Ottawa to begin 'intense' talks to rewrite First Nations child welfare compensation deal
The goal of the two-day meeting next month is to reach a partial or complete resolution
Ottawa will attempt to renegotiate its $20-billion compensation package for people affected by the First Nations child welfare system, court records say.
Federal officials are expected to begin "intense confidential discussions" on Feb. 7 and 8 to re-work the $20-billion compensation agreement that was rejected last fall by the Canadian Human Rights Tribunal, according to a letter filed in Federal Court.
The Trudeau government is trying to save the multi-billion dollar agreement it struck with the Assembly of First Nations last year. The deal was supposed to compensate First Nations children and their families for chronic underfunding of the on-reserve child welfare system and other family services.
"I'm hopeful, but I'm also mindful that the prime minister originally said he would compensate these children back in 2019," said Cindy Blackstock, the First Nations children's advocate who initiated the case 16 years ago.
"Yet not one penny of compensation has gone out the door. So a promise to pay is not a payment."
Blackstock, executive director of the First Nations Child and Family Caring Society, will be part of the negotiations with the government. She'll be joined by AFN representatives and class action lawyers who attempted to resolve two lawsuits with the $20-billion offer.
The agreement included two parts: $20 billion in compensation and another $20 billion for long-term reform of the on-reserve child welfare system.
The compensation portion required the agreement of the Canadian Human Rights Tribunal (CHRT) before it could be sent to Federal Court for final approval.
In 2016, the CHRT ruled Ottawa's on-reserve child-welfare system and its health care delivery discriminated against First Nations children. In 2019, it ordered Canada to pay the maximum penalty under the Canadian Human Rights Act: $40,000 in compensation for every affected child and caregiver.
Under the $20-billion agreement, 300,000 First Nations people were eligible for compensation.
The CHRT rejected the deal last fall, saying it shortchanged some victims and excluded others who are entitled to compensation. It also accused the government and the AFN of misleading the public by not disclosing the fact that their $20-billion child welfare compensation deal left out some victims and reduced payments for others.

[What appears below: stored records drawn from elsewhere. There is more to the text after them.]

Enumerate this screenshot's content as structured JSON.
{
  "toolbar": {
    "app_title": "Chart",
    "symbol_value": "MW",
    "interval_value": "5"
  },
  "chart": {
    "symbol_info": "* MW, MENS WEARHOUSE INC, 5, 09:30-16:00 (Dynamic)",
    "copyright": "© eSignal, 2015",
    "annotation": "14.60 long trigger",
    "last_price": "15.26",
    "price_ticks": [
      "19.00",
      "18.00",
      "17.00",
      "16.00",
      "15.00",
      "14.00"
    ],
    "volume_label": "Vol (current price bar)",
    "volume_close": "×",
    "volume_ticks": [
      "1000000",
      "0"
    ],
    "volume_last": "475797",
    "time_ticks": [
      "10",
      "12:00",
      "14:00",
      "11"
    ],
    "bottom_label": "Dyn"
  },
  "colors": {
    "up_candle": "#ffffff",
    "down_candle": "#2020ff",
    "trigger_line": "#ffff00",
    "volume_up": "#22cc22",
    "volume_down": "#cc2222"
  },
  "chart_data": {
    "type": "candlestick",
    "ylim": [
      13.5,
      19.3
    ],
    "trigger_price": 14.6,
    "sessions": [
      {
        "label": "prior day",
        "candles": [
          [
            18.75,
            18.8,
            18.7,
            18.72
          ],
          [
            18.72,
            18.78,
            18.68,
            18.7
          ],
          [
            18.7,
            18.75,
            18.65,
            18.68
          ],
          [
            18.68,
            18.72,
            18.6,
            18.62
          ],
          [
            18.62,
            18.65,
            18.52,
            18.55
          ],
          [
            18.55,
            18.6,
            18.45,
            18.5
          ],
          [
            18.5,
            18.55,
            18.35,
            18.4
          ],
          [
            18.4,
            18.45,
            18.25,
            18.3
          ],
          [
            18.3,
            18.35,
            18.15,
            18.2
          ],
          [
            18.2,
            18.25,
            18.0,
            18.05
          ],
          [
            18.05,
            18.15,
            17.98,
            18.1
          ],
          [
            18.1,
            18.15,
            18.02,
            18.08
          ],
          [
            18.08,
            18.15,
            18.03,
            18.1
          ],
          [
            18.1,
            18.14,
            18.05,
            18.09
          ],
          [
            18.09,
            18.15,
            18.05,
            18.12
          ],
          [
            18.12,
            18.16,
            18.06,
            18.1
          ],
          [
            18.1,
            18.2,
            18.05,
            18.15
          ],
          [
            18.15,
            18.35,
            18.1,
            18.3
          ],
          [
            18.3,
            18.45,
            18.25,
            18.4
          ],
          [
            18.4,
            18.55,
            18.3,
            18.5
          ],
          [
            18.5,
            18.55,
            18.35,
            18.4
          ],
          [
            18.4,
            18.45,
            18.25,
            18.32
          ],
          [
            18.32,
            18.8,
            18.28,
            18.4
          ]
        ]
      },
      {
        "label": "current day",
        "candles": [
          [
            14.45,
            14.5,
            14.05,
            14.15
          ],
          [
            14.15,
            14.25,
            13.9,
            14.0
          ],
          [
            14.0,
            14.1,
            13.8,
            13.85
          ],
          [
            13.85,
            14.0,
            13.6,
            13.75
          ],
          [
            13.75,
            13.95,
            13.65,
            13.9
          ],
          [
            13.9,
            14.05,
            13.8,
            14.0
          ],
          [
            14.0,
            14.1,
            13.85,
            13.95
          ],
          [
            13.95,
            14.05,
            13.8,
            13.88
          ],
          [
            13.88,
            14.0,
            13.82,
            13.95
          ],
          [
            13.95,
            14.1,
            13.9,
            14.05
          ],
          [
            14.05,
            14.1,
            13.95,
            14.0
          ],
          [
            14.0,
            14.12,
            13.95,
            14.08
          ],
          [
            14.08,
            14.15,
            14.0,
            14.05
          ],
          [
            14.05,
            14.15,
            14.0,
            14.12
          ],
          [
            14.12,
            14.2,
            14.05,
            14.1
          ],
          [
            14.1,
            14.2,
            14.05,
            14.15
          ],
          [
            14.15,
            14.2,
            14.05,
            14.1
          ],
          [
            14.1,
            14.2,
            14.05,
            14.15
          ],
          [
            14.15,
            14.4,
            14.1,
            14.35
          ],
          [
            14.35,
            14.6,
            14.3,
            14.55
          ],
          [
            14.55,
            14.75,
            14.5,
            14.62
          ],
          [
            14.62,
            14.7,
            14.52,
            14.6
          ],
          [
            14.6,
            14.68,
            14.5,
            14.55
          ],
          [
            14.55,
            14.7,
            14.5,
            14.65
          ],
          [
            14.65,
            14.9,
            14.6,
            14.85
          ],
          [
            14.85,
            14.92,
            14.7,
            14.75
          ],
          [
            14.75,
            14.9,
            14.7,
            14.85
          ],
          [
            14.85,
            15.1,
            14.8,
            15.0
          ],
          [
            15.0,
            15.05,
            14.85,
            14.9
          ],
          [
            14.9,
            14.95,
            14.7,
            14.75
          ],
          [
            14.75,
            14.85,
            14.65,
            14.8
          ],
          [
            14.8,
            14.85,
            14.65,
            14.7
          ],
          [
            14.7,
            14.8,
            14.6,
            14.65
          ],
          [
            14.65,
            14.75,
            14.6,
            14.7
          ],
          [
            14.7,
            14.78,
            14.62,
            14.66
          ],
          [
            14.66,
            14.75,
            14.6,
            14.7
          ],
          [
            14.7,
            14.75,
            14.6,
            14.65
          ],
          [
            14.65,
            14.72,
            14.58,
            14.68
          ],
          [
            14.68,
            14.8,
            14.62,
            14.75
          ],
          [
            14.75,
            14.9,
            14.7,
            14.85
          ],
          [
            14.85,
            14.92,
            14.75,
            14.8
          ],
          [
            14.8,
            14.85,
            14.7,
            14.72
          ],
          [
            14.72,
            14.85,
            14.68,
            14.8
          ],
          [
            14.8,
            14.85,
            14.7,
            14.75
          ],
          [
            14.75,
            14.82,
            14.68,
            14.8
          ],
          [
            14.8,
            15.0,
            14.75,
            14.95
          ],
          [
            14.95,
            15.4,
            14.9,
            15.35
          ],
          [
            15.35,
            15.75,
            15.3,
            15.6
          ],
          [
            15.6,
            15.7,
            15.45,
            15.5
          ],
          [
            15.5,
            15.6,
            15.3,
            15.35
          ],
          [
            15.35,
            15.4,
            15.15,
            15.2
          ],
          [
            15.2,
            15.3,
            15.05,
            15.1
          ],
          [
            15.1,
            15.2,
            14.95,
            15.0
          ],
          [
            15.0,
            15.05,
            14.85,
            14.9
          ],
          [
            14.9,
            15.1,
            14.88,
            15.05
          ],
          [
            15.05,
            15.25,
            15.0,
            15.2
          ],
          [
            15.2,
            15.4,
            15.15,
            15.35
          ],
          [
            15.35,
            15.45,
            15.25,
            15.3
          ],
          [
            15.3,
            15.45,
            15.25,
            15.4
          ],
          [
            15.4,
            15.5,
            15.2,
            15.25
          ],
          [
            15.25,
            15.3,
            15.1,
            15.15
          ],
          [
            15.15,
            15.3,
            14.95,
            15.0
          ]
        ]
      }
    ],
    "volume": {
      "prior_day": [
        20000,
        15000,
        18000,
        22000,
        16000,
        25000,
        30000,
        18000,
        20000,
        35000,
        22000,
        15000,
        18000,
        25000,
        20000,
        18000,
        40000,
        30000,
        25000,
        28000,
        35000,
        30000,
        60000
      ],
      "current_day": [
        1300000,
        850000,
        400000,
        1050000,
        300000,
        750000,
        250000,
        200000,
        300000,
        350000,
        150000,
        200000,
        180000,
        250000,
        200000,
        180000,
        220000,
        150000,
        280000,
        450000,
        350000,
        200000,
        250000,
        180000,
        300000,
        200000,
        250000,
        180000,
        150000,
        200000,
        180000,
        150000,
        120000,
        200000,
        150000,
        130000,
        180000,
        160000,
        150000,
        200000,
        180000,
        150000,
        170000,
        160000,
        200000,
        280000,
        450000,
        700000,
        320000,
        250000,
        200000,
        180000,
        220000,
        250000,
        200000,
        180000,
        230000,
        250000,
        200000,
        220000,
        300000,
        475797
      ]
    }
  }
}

Can the deal be salvaged?
The offices of Indigenous Services Minister Patty Hajdu and Crown-Indigenous Relations Minister Marc Miller told CBC News in a joint statement that the government vows to follow through on compensation.
"This is a historic, First Nations-led $20-billion agreement, and we'll continue to work together with the parties to deliver compensation to those who are entitled to it," the statement said.
So far, the government hasn't committed to putting more money on the table and is focused on distributing the $20 billion.
In its reasons for rejecting the agreement, the CHRT advised the government to put its $20 billion into an interest-earning trust for victims. Blackstock said that's the proper approach.
"We're going to build on the good parts of that final settlement agreement, but make it better by making sure that no one sees their compensation go away or be reduced," she said.
"They can put more money on the table."
Blackstock told CBC News she wants Ottawa to provide more comprehensive support for First Nations children, which could include help with housing, food, mental health and employment.
She's also urging the government to hire a team of archivists and genealogists, with proper cultural support, to help children and families locate their personal records.
The parties are supposed to report back to Federal Court on the status of talks by Feb. 10.
In the meantime, the federal government is still seeking a judicial review of the CHRT's decision rejecting the initial $20-billion deal and its 2019 compensation order.
The AFN is also appealing the CHRT's fall 2022 decision since it questioned the organization's authority, but has put its judicial review on hold while talks resume.